(Records from a collection)
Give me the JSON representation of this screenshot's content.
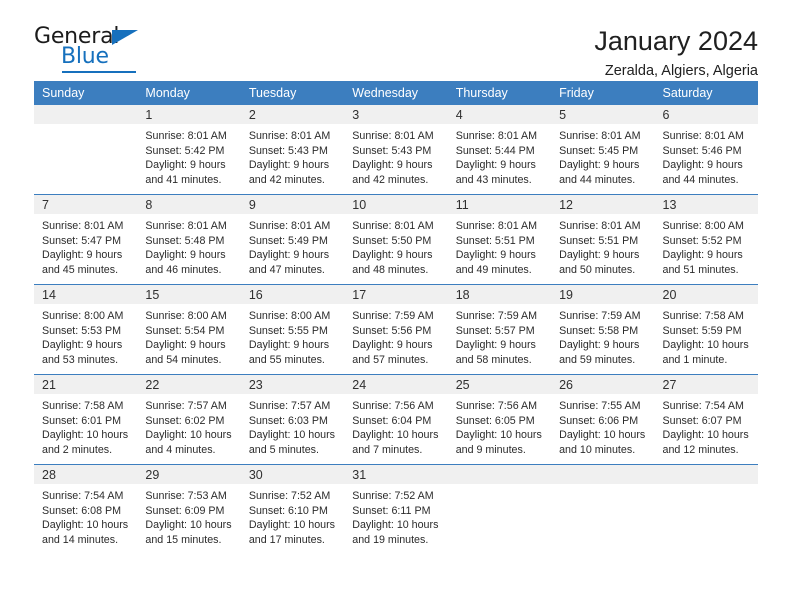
{
  "brand": {
    "name_primary": "General",
    "name_secondary": "Blue",
    "accent_color": "#1670bd"
  },
  "header": {
    "title": "January 2024",
    "subtitle": "Zeralda, Algiers, Algeria"
  },
  "calendar": {
    "header_bg": "#3c7ebf",
    "daynum_bg": "#f0f0f0",
    "weekday_headers": [
      "Sunday",
      "Monday",
      "Tuesday",
      "Wednesday",
      "Thursday",
      "Friday",
      "Saturday"
    ],
    "weeks": [
      [
        {
          "day": "",
          "sunrise": "",
          "sunset": "",
          "daylight1": "",
          "daylight2": "",
          "empty": true
        },
        {
          "day": "1",
          "sunrise": "Sunrise: 8:01 AM",
          "sunset": "Sunset: 5:42 PM",
          "daylight1": "Daylight: 9 hours",
          "daylight2": "and 41 minutes."
        },
        {
          "day": "2",
          "sunrise": "Sunrise: 8:01 AM",
          "sunset": "Sunset: 5:43 PM",
          "daylight1": "Daylight: 9 hours",
          "daylight2": "and 42 minutes."
        },
        {
          "day": "3",
          "sunrise": "Sunrise: 8:01 AM",
          "sunset": "Sunset: 5:43 PM",
          "daylight1": "Daylight: 9 hours",
          "daylight2": "and 42 minutes."
        },
        {
          "day": "4",
          "sunrise": "Sunrise: 8:01 AM",
          "sunset": "Sunset: 5:44 PM",
          "daylight1": "Daylight: 9 hours",
          "daylight2": "and 43 minutes."
        },
        {
          "day": "5",
          "sunrise": "Sunrise: 8:01 AM",
          "sunset": "Sunset: 5:45 PM",
          "daylight1": "Daylight: 9 hours",
          "daylight2": "and 44 minutes."
        },
        {
          "day": "6",
          "sunrise": "Sunrise: 8:01 AM",
          "sunset": "Sunset: 5:46 PM",
          "daylight1": "Daylight: 9 hours",
          "daylight2": "and 44 minutes."
        }
      ],
      [
        {
          "day": "7",
          "sunrise": "Sunrise: 8:01 AM",
          "sunset": "Sunset: 5:47 PM",
          "daylight1": "Daylight: 9 hours",
          "daylight2": "and 45 minutes."
        },
        {
          "day": "8",
          "sunrise": "Sunrise: 8:01 AM",
          "sunset": "Sunset: 5:48 PM",
          "daylight1": "Daylight: 9 hours",
          "daylight2": "and 46 minutes."
        },
        {
          "day": "9",
          "sunrise": "Sunrise: 8:01 AM",
          "sunset": "Sunset: 5:49 PM",
          "daylight1": "Daylight: 9 hours",
          "daylight2": "and 47 minutes."
        },
        {
          "day": "10",
          "sunrise": "Sunrise: 8:01 AM",
          "sunset": "Sunset: 5:50 PM",
          "daylight1": "Daylight: 9 hours",
          "daylight2": "and 48 minutes."
        },
        {
          "day": "11",
          "sunrise": "Sunrise: 8:01 AM",
          "sunset": "Sunset: 5:51 PM",
          "daylight1": "Daylight: 9 hours",
          "daylight2": "and 49 minutes."
        },
        {
          "day": "12",
          "sunrise": "Sunrise: 8:01 AM",
          "sunset": "Sunset: 5:51 PM",
          "daylight1": "Daylight: 9 hours",
          "daylight2": "and 50 minutes."
        },
        {
          "day": "13",
          "sunrise": "Sunrise: 8:00 AM",
          "sunset": "Sunset: 5:52 PM",
          "daylight1": "Daylight: 9 hours",
          "daylight2": "and 51 minutes."
        }
      ],
      [
        {
          "day": "14",
          "sunrise": "Sunrise: 8:00 AM",
          "sunset": "Sunset: 5:53 PM",
          "daylight1": "Daylight: 9 hours",
          "daylight2": "and 53 minutes."
        },
        {
          "day": "15",
          "sunrise": "Sunrise: 8:00 AM",
          "sunset": "Sunset: 5:54 PM",
          "daylight1": "Daylight: 9 hours",
          "daylight2": "and 54 minutes."
        },
        {
          "day": "16",
          "sunrise": "Sunrise: 8:00 AM",
          "sunset": "Sunset: 5:55 PM",
          "daylight1": "Daylight: 9 hours",
          "daylight2": "and 55 minutes."
        },
        {
          "day": "17",
          "sunrise": "Sunrise: 7:59 AM",
          "sunset": "Sunset: 5:56 PM",
          "daylight1": "Daylight: 9 hours",
          "daylight2": "and 57 minutes."
        },
        {
          "day": "18",
          "sunrise": "Sunrise: 7:59 AM",
          "sunset": "Sunset: 5:57 PM",
          "daylight1": "Daylight: 9 hours",
          "daylight2": "and 58 minutes."
        },
        {
          "day": "19",
          "sunrise": "Sunrise: 7:59 AM",
          "sunset": "Sunset: 5:58 PM",
          "daylight1": "Daylight: 9 hours",
          "daylight2": "and 59 minutes."
        },
        {
          "day": "20",
          "sunrise": "Sunrise: 7:58 AM",
          "sunset": "Sunset: 5:59 PM",
          "daylight1": "Daylight: 10 hours",
          "daylight2": "and 1 minute."
        }
      ],
      [
        {
          "day": "21",
          "sunrise": "Sunrise: 7:58 AM",
          "sunset": "Sunset: 6:01 PM",
          "daylight1": "Daylight: 10 hours",
          "daylight2": "and 2 minutes."
        },
        {
          "day": "22",
          "sunrise": "Sunrise: 7:57 AM",
          "sunset": "Sunset: 6:02 PM",
          "daylight1": "Daylight: 10 hours",
          "daylight2": "and 4 minutes."
        },
        {
          "day": "23",
          "sunrise": "Sunrise: 7:57 AM",
          "sunset": "Sunset: 6:03 PM",
          "daylight1": "Daylight: 10 hours",
          "daylight2": "and 5 minutes."
        },
        {
          "day": "24",
          "sunrise": "Sunrise: 7:56 AM",
          "sunset": "Sunset: 6:04 PM",
          "daylight1": "Daylight: 10 hours",
          "daylight2": "and 7 minutes."
        },
        {
          "day": "25",
          "sunrise": "Sunrise: 7:56 AM",
          "sunset": "Sunset: 6:05 PM",
          "daylight1": "Daylight: 10 hours",
          "daylight2": "and 9 minutes."
        },
        {
          "day": "26",
          "sunrise": "Sunrise: 7:55 AM",
          "sunset": "Sunset: 6:06 PM",
          "daylight1": "Daylight: 10 hours",
          "daylight2": "and 10 minutes."
        },
        {
          "day": "27",
          "sunrise": "Sunrise: 7:54 AM",
          "sunset": "Sunset: 6:07 PM",
          "daylight1": "Daylight: 10 hours",
          "daylight2": "and 12 minutes."
        }
      ],
      [
        {
          "day": "28",
          "sunrise": "Sunrise: 7:54 AM",
          "sunset": "Sunset: 6:08 PM",
          "daylight1": "Daylight: 10 hours",
          "daylight2": "and 14 minutes."
        },
        {
          "day": "29",
          "sunrise": "Sunrise: 7:53 AM",
          "sunset": "Sunset: 6:09 PM",
          "daylight1": "Daylight: 10 hours",
          "daylight2": "and 15 minutes."
        },
        {
          "day": "30",
          "sunrise": "Sunrise: 7:52 AM",
          "sunset": "Sunset: 6:10 PM",
          "daylight1": "Daylight: 10 hours",
          "daylight2": "and 17 minutes."
        },
        {
          "day": "31",
          "sunrise": "Sunrise: 7:52 AM",
          "sunset": "Sunset: 6:11 PM",
          "daylight1": "Daylight: 10 hours",
          "daylight2": "and 19 minutes."
        },
        {
          "day": "",
          "sunrise": "",
          "sunset": "",
          "daylight1": "",
          "daylight2": "",
          "empty": true
        },
        {
          "day": "",
          "sunrise": "",
          "sunset": "",
          "daylight1": "",
          "daylight2": "",
          "empty": true
        },
        {
          "day": "",
          "sunrise": "",
          "sunset": "",
          "daylight1": "",
          "daylight2": "",
          "empty": true
        }
      ]
    ]
  }
}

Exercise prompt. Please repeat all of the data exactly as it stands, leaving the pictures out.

Reply.
Give me the JSON representation of this screenshot's content.
{
  "brand": {
    "name_primary": "General",
    "name_secondary": "Blue",
    "accent_color": "#1670bd"
  },
  "header": {
    "title": "January 2024",
    "subtitle": "Zeralda, Algiers, Algeria"
  },
  "calendar": {
    "header_bg": "#3c7ebf",
    "daynum_bg": "#f0f0f0",
    "weekday_headers": [
      "Sunday",
      "Monday",
      "Tuesday",
      "Wednesday",
      "Thursday",
      "Friday",
      "Saturday"
    ],
    "weeks": [
      [
        {
          "day": "",
          "sunrise": "",
          "sunset": "",
          "daylight1": "",
          "daylight2": "",
          "empty": true
        },
        {
          "day": "1",
          "sunrise": "Sunrise: 8:01 AM",
          "sunset": "Sunset: 5:42 PM",
          "daylight1": "Daylight: 9 hours",
          "daylight2": "and 41 minutes."
        },
        {
          "day": "2",
          "sunrise": "Sunrise: 8:01 AM",
          "sunset": "Sunset: 5:43 PM",
          "daylight1": "Daylight: 9 hours",
          "daylight2": "and 42 minutes."
        },
        {
          "day": "3",
          "sunrise": "Sunrise: 8:01 AM",
          "sunset": "Sunset: 5:43 PM",
          "daylight1": "Daylight: 9 hours",
          "daylight2": "and 42 minutes."
        },
        {
          "day": "4",
          "sunrise": "Sunrise: 8:01 AM",
          "sunset": "Sunset: 5:44 PM",
          "daylight1": "Daylight: 9 hours",
          "daylight2": "and 43 minutes."
        },
        {
          "day": "5",
          "sunrise": "Sunrise: 8:01 AM",
          "sunset": "Sunset: 5:45 PM",
          "daylight1": "Daylight: 9 hours",
          "daylight2": "and 44 minutes."
        },
        {
          "day": "6",
          "sunrise": "Sunrise: 8:01 AM",
          "sunset": "Sunset: 5:46 PM",
          "daylight1": "Daylight: 9 hours",
          "daylight2": "and 44 minutes."
        }
      ],
      [
        {
          "day": "7",
          "sunrise": "Sunrise: 8:01 AM",
          "sunset": "Sunset: 5:47 PM",
          "daylight1": "Daylight: 9 hours",
          "daylight2": "and 45 minutes."
        },
        {
          "day": "8",
          "sunrise": "Sunrise: 8:01 AM",
          "sunset": "Sunset: 5:48 PM",
          "daylight1": "Daylight: 9 hours",
          "daylight2": "and 46 minutes."
        },
        {
          "day": "9",
          "sunrise": "Sunrise: 8:01 AM",
          "sunset": "Sunset: 5:49 PM",
          "daylight1": "Daylight: 9 hours",
          "daylight2": "and 47 minutes."
        },
        {
          "day": "10",
          "sunrise": "Sunrise: 8:01 AM",
          "sunset": "Sunset: 5:50 PM",
          "daylight1": "Daylight: 9 hours",
          "daylight2": "and 48 minutes."
        },
        {
          "day": "11",
          "sunrise": "Sunrise: 8:01 AM",
          "sunset": "Sunset: 5:51 PM",
          "daylight1": "Daylight: 9 hours",
          "daylight2": "and 49 minutes."
        },
        {
          "day": "12",
          "sunrise": "Sunrise: 8:01 AM",
          "sunset": "Sunset: 5:51 PM",
          "daylight1": "Daylight: 9 hours",
          "daylight2": "and 50 minutes."
        },
        {
          "day": "13",
          "sunrise": "Sunrise: 8:00 AM",
          "sunset": "Sunset: 5:52 PM",
          "daylight1": "Daylight: 9 hours",
          "daylight2": "and 51 minutes."
        }
      ],
      [
        {
          "day": "14",
          "sunrise": "Sunrise: 8:00 AM",
          "sunset": "Sunset: 5:53 PM",
          "daylight1": "Daylight: 9 hours",
          "daylight2": "and 53 minutes."
        },
        {
          "day": "15",
          "sunrise": "Sunrise: 8:00 AM",
          "sunset": "Sunset: 5:54 PM",
          "daylight1": "Daylight: 9 hours",
          "daylight2": "and 54 minutes."
        },
        {
          "day": "16",
          "sunrise": "Sunrise: 8:00 AM",
          "sunset": "Sunset: 5:55 PM",
          "daylight1": "Daylight: 9 hours",
          "daylight2": "and 55 minutes."
        },
        {
          "day": "17",
          "sunrise": "Sunrise: 7:59 AM",
          "sunset": "Sunset: 5:56 PM",
          "daylight1": "Daylight: 9 hours",
          "daylight2": "and 57 minutes."
        },
        {
          "day": "18",
          "sunrise": "Sunrise: 7:59 AM",
          "sunset": "Sunset: 5:57 PM",
          "daylight1": "Daylight: 9 hours",
          "daylight2": "and 58 minutes."
        },
        {
          "day": "19",
          "sunrise": "Sunrise: 7:59 AM",
          "sunset": "Sunset: 5:58 PM",
          "daylight1": "Daylight: 9 hours",
          "daylight2": "and 59 minutes."
        },
        {
          "day": "20",
          "sunrise": "Sunrise: 7:58 AM",
          "sunset": "Sunset: 5:59 PM",
          "daylight1": "Daylight: 10 hours",
          "daylight2": "and 1 minute."
        }
      ],
      [
        {
          "day": "21",
          "sunrise": "Sunrise: 7:58 AM",
          "sunset": "Sunset: 6:01 PM",
          "daylight1": "Daylight: 10 hours",
          "daylight2": "and 2 minutes."
        },
        {
          "day": "22",
          "sunrise": "Sunrise: 7:57 AM",
          "sunset": "Sunset: 6:02 PM",
          "daylight1": "Daylight: 10 hours",
          "daylight2": "and 4 minutes."
        },
        {
          "day": "23",
          "sunrise": "Sunrise: 7:57 AM",
          "sunset": "Sunset: 6:03 PM",
          "daylight1": "Daylight: 10 hours",
          "daylight2": "and 5 minutes."
        },
        {
          "day": "24",
          "sunrise": "Sunrise: 7:56 AM",
          "sunset": "Sunset: 6:04 PM",
          "daylight1": "Daylight: 10 hours",
          "daylight2": "and 7 minutes."
        },
        {
          "day": "25",
          "sunrise": "Sunrise: 7:56 AM",
          "sunset": "Sunset: 6:05 PM",
          "daylight1": "Daylight: 10 hours",
          "daylight2": "and 9 minutes."
        },
        {
          "day": "26",
          "sunrise": "Sunrise: 7:55 AM",
          "sunset": "Sunset: 6:06 PM",
          "daylight1": "Daylight: 10 hours",
          "daylight2": "and 10 minutes."
        },
        {
          "day": "27",
          "sunrise": "Sunrise: 7:54 AM",
          "sunset": "Sunset: 6:07 PM",
          "daylight1": "Daylight: 10 hours",
          "daylight2": "and 12 minutes."
        }
      ],
      [
        {
          "day": "28",
          "sunrise": "Sunrise: 7:54 AM",
          "sunset": "Sunset: 6:08 PM",
          "daylight1": "Daylight: 10 hours",
          "daylight2": "and 14 minutes."
        },
        {
          "day": "29",
          "sunrise": "Sunrise: 7:53 AM",
          "sunset": "Sunset: 6:09 PM",
          "daylight1": "Daylight: 10 hours",
          "daylight2": "and 15 minutes."
        },
        {
          "day": "30",
          "sunrise": "Sunrise: 7:52 AM",
          "sunset": "Sunset: 6:10 PM",
          "daylight1": "Daylight: 10 hours",
          "daylight2": "and 17 minutes."
        },
        {
          "day": "31",
          "sunrise": "Sunrise: 7:52 AM",
          "sunset": "Sunset: 6:11 PM",
          "daylight1": "Daylight: 10 hours",
          "daylight2": "and 19 minutes."
        },
        {
          "day": "",
          "sunrise": "",
          "sunset": "",
          "daylight1": "",
          "daylight2": "",
          "empty": true
        },
        {
          "day": "",
          "sunrise": "",
          "sunset": "",
          "daylight1": "",
          "daylight2": "",
          "empty": true
        },
        {
          "day": "",
          "sunrise": "",
          "sunset": "",
          "daylight1": "",
          "daylight2": "",
          "empty": true
        }
      ]
    ]
  }
}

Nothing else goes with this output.